Previously, several Premier League clubs have been against the move to increase the number of substitutions during matches from three to five, but a change now appears likely to occur.
It was the coronavirus pandemic which saw the subject first debated with a temporary amendment to rules when football resumed in the summer of 2020 following its mid-season suspension.
An increase to five substitutions happened in May of that year in response to the congested fixture list and was extended last summer by the International Football Association Board's advisory panel for a further 18 months before a permanent decision was made in October to keep five changes in place.

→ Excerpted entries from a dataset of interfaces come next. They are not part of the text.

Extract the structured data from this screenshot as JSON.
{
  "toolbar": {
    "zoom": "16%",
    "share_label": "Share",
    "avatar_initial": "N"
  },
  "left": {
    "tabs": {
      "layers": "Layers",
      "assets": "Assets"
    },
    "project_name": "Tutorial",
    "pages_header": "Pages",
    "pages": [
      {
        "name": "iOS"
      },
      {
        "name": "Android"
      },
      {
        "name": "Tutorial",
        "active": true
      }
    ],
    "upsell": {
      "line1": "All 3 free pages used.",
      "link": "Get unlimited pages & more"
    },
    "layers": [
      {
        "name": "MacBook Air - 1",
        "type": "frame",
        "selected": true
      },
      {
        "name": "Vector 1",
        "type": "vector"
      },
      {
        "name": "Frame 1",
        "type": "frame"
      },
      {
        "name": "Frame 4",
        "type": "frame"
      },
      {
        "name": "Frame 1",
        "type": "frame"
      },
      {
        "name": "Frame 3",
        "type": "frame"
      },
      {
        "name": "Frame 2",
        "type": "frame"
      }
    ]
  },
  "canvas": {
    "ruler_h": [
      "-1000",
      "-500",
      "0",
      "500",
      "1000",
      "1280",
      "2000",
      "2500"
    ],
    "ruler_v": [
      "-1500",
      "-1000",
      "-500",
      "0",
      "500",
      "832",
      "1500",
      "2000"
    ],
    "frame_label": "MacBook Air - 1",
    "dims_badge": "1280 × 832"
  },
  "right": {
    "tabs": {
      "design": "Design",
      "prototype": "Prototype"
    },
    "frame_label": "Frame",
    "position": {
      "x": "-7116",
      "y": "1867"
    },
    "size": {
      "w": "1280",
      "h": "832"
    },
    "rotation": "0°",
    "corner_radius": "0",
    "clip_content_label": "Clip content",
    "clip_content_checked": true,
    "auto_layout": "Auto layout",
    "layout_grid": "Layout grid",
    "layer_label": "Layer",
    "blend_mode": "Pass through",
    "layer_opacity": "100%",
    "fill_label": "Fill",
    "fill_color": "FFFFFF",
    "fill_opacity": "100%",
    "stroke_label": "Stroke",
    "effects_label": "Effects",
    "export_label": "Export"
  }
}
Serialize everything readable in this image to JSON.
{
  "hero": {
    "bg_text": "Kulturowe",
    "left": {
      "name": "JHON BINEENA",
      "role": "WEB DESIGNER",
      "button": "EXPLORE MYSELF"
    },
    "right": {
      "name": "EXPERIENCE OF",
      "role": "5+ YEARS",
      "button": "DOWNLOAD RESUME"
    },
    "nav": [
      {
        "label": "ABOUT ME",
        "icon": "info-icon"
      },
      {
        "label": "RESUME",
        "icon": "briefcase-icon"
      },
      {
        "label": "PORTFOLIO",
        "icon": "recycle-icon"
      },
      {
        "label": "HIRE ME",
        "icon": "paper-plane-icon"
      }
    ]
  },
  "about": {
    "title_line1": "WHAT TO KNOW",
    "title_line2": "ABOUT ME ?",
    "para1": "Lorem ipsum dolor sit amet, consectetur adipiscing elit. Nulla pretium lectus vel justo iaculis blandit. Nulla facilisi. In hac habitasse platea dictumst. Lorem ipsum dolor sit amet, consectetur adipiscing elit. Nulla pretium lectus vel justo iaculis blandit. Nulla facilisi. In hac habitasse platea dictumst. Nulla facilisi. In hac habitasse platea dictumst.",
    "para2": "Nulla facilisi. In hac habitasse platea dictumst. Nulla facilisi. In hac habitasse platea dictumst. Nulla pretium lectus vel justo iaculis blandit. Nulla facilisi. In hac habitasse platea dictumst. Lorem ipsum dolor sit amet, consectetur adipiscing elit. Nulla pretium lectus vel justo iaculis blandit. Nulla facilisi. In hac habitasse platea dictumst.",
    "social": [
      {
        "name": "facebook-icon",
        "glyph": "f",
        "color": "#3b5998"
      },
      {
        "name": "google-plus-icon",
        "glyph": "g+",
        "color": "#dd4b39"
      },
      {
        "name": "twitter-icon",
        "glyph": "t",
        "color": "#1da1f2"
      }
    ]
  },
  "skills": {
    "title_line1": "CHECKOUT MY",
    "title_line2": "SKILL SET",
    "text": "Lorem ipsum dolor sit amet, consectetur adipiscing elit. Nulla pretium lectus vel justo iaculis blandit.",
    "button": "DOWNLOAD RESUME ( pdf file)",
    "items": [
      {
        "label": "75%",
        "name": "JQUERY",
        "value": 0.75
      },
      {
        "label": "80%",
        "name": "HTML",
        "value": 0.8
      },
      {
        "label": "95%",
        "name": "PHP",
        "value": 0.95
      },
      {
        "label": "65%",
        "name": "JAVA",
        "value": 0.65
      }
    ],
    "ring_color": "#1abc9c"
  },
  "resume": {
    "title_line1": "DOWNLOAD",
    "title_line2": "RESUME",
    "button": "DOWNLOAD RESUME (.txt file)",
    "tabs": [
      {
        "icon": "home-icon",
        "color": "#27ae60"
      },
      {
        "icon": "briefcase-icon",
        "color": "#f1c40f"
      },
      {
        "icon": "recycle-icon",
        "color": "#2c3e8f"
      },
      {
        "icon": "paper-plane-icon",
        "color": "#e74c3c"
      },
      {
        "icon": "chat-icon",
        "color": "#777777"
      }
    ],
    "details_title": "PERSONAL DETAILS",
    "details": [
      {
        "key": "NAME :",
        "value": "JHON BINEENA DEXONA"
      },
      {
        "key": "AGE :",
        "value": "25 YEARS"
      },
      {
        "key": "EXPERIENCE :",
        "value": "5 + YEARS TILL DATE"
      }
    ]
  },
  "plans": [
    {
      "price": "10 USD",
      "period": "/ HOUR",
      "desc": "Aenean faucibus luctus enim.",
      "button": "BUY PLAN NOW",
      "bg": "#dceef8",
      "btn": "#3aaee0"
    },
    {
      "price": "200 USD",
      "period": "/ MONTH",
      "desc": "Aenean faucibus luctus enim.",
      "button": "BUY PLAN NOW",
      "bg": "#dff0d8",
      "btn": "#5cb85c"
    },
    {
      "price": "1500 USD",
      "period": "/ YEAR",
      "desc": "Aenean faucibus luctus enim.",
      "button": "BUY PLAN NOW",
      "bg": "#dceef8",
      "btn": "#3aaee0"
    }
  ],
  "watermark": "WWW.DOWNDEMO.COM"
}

The Premier League, despite clubs across Europe following IFAB’s proposal, decided against using the recommendations for the 2020-21 campaign and instead reverted back to three substitutions, which remains the case for the current season after clubs voted on the issue.
Two of the biggest critics of the league’s decision not to use the two extra substitutions have been Liverpool boss Jurgen Klopp and Manchester City manager Pep Guardiola.
It has also regularly been pointed out that an increased number of changes is allowed in European competitions and England’s domestic cups tournaments, but previously the majority of top-flight sides in the lower echelons of the table were against the move due to concerns it favoured teams with bigger squads.
However, Premier League clubs are expected to allow five substitutions to be implemented from next season during the annual general meeting which will take place at the end of this campaign.